Baseline Assessment by the Monitoring Committee of the Dutch Pension Funds Agreement on Responsible Investment
The Monitoring Committee of the Dutch Pension Funds Agreement on Responsible Investment has issued a report indicating the results of the baseline assessment, i.e. the state of affairs at the start of the Agreement. The Steering Committee has responded by publishing an ‘Appreciation’ addressing the recommendations set out in the report.
Publication of entire report
In the Agreement, Participating Pension Funds, the Dutch government, trade unions and NGOs undertake to incorporate the OECD Guidelines and United Nations Guiding Principles on Business and Human Rights (UNGPs) into the policy and practice of pension funds. The Participating Pension Funds – a total of almost 80, accounting for about 90 percent of the total assets managed by pension funds in the Netherlands – and other parties involved have completed the baseline assessment. In the interest of transparency, the parties have decided to publish the entire report.

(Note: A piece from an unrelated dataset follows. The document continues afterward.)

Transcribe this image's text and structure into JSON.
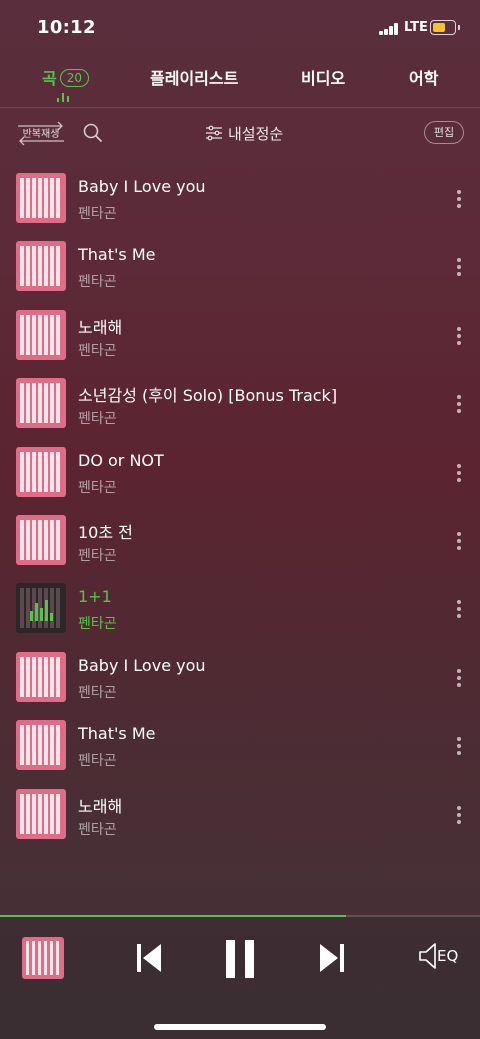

There will be follow-up assessments in the coming years to monitor progress. The baseline assessment will also be used to set the KPI target percentages.
- Baseline assessment, i.e. the state of affairs at the start of the Agreement.
- The Steering Committee has responded by publishing an ‘Appreciation (in Dutch)’ addressing the recommendations set out in the report.
Focus on key concepts
In its ‘Appreciation’, the Steering Committee acknowledges the value of the report and responds to the recommendations. Below are a few examples of the findings and recommendations (and the Steering Committee’s responses to them).
- Most of the Participating Pension Funds have an investment policy based on responsible business conduct, and most also apply that policy. Nevertheless, they differ significantly in terms of policy completeness and the level of detail. The OECD Guidelines for due diligence require the identification of any potential or actual adverse impacts of investments on stakeholders, for example employees or local communities. This appears to be an unfamiliar concept for investors; until now, their ESG policy has focused primarily on potential adverse impacts on the financial value of investments. The Steering Committee acknowledges that this is the case. Participating Pension Funds have until the end of 2020 to amend their policy in line with the provisions of the Agreement and can use the various instruments available for this purpose. The Steering Committee expects that the instruments under development in the first year of the Agreement will be helpful in this respect.
- The Monitoring Committee has noted some confusion regarding the meaning of key concepts such as ‘due diligence’ and ‘long-term value creation’. It is essential that the Participating Pension Funds, executive board support offices, members and other stakeholders become better acquainted with the OECD Guidelines/UNGPs. The Steering Committee acknowledges the importance of this issue and will ensure that it receives proper attention in the years ahead.
- The report also notes that Participating Pension Funds lack a policy describing how they deal with the implementation of their own ESG policy in outsourcing relationships. Given the early stage of the Agreement, the Steering Committee considers that this observation was to be anticipated. Pension funds in fact work with a wide variety of pension administrators. The ongoing development of this policy will be a focus of attention over the coming years.
- With regard to reporting and transparency, the Steering Committee agrees with the Monitoring Committee’s recommendation that pension funds’ ESG policy decisions – including the implementation of the OECD Guidelines and the UNGPs – should be made transparent for members. Doing so is essential if pension funds are to win the support of their members for their specific ESG policy.
Objective of the Agreement
The parties’ objective in drawing up this Agreement is to prevent, mitigate and/or remediate (or provide access to remediation concerning) potential and actual adverse impacts on society and the environment stemming from investments made by pension funds. The Agreement is intended to fulfil the expectations set for pension funds under the UNGPs and OECD Guidelines, with the OECD guidance ‘Responsible business conduct for institutional investors’ providing support for implementation.